There has been an increasing amount of food recalls this last year, ranging from leafy greens all the way to goldfish crackers. As food safety is becoming an increasingly important issue among the industry, the FDA is making an effort to make more robust use of mandatory recall authority to quickly remove unsafe foods from the market.
The FDA has implemented several policy changes this last year to improve the food recall process so that the product can be removed as quickly as possible. On average, a recall occurs within four calendar days of the problem being discovered, and most recalls are conducted in close coordination with the FDA's food program staff.
In order to be as transparent as possible, the FDA is releasing a final guidance information about the implementation of FDA's mandatory recall authority. The agency aims to expand the appropriate use of its mandatory recall authority in cases where it has to intervene quickly in order to protect consumers from unsafe products.
The guidance will further outline how the FDA will give the responsible party an opportunity to conduct a voluntary recall before ordering a mandatory recall. It will also offer more detail about the evidence or circumstance the FDA may consider when deciding to move forward with a mandatory food recall and will provide clarity around situations when the FDA would deem a food product a serious health risk. By adding clarity, the FDA can make more robust use of this recall authority.

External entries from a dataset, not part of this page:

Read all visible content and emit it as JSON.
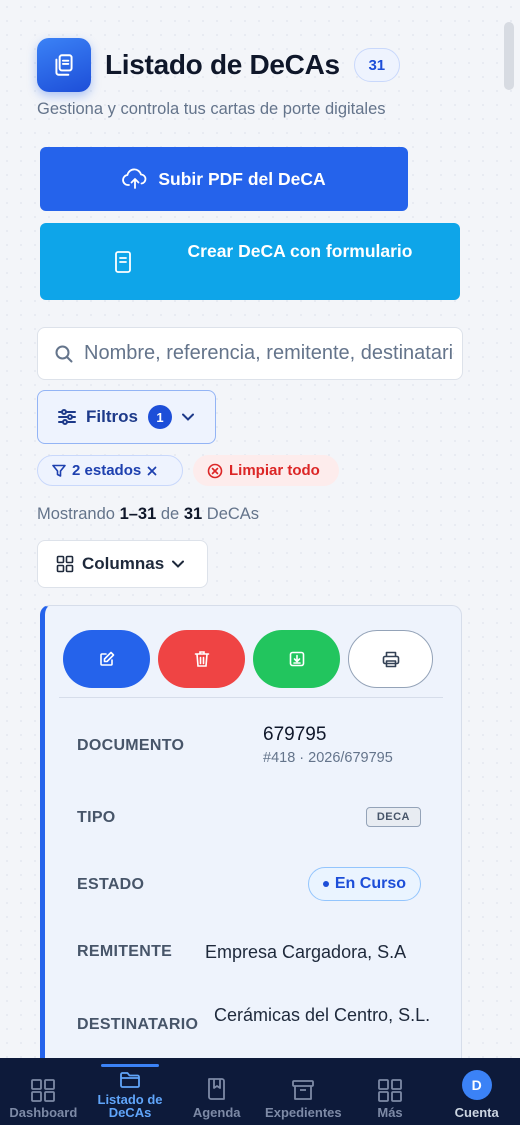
{
  "header": {
    "title": "Listado de DeCAs",
    "count": "31",
    "subtitle": "Gestiona y controla tus cartas de porte digitales"
  },
  "actions": {
    "upload_label": "Subir PDF del DeCA",
    "create_label": "Crear DeCA con formulario"
  },
  "search": {
    "placeholder": "Nombre, referencia, remitente, destinatario"
  },
  "filters": {
    "label": "Filtros",
    "count": "1",
    "chips": {
      "states": "2 estados",
      "clear": "Limpiar todo"
    }
  },
  "results": {
    "prefix": "Mostrando",
    "range": "1–31",
    "of": "de",
    "total": "31",
    "suffix": "DeCAs"
  },
  "columns_label": "Columnas",
  "card": {
    "labels": {
      "document": "DOCUMENTO",
      "type": "TIPO",
      "state": "ESTADO",
      "sender": "REMITENTE",
      "recipient": "DESTINATARIO"
    },
    "document_number": "679795",
    "document_sub": "#418  ·  2026/679795",
    "type": "DECA",
    "state": "En Curso",
    "sender": "Empresa Cargadora, S.A",
    "recipient": "Cerámicas del Centro, S.L."
  },
  "nav": {
    "items": [
      {
        "label": "Dashboard"
      },
      {
        "label": "Listado de DeCAs"
      },
      {
        "label": "Agenda"
      },
      {
        "label": "Expedientes"
      },
      {
        "label": "Más"
      },
      {
        "label": "Cuenta"
      }
    ],
    "avatar_initial": "D"
  },
  "colors": {
    "primary": "#2563eb",
    "accent": "#0ea5e9",
    "danger": "#ef4444",
    "success": "#22c55e",
    "nav_bg": "#0d1a3a"
  }
}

Since gaining this authority under FSMA in 2011, the FDA has only had to issue on mandatory recall order of a food product. In April 2018, the agency issued a mandatory recall order for all food products containing powdered kratom manufactured, processed, packed or held by Triangle Phamanturals after several products contained salmonella.
the agency remains committed to working with companies to facilitate the orderly and prompt voluntary removal of potentially dangerous products from the food supply, having FDA Recall Coordinators available to assist firms during the recall process and provide guidance on when and how recalls should occur.
The agency has also issued a new draft guidance that describes situations when disclosing retail information for recalled products. Back in January, the FDA released a draft guidance on public warnings for consumers that outlined situations where the FDA and companies would publicize public warnings to help carry out a recall.
The FDA says that more actions to improve the recall policies will be coming soon as it is committed to ensuring that recalls by companies, whether it be voluntarily or involuntarily, are initiated, overseen and completed promptly and effectively.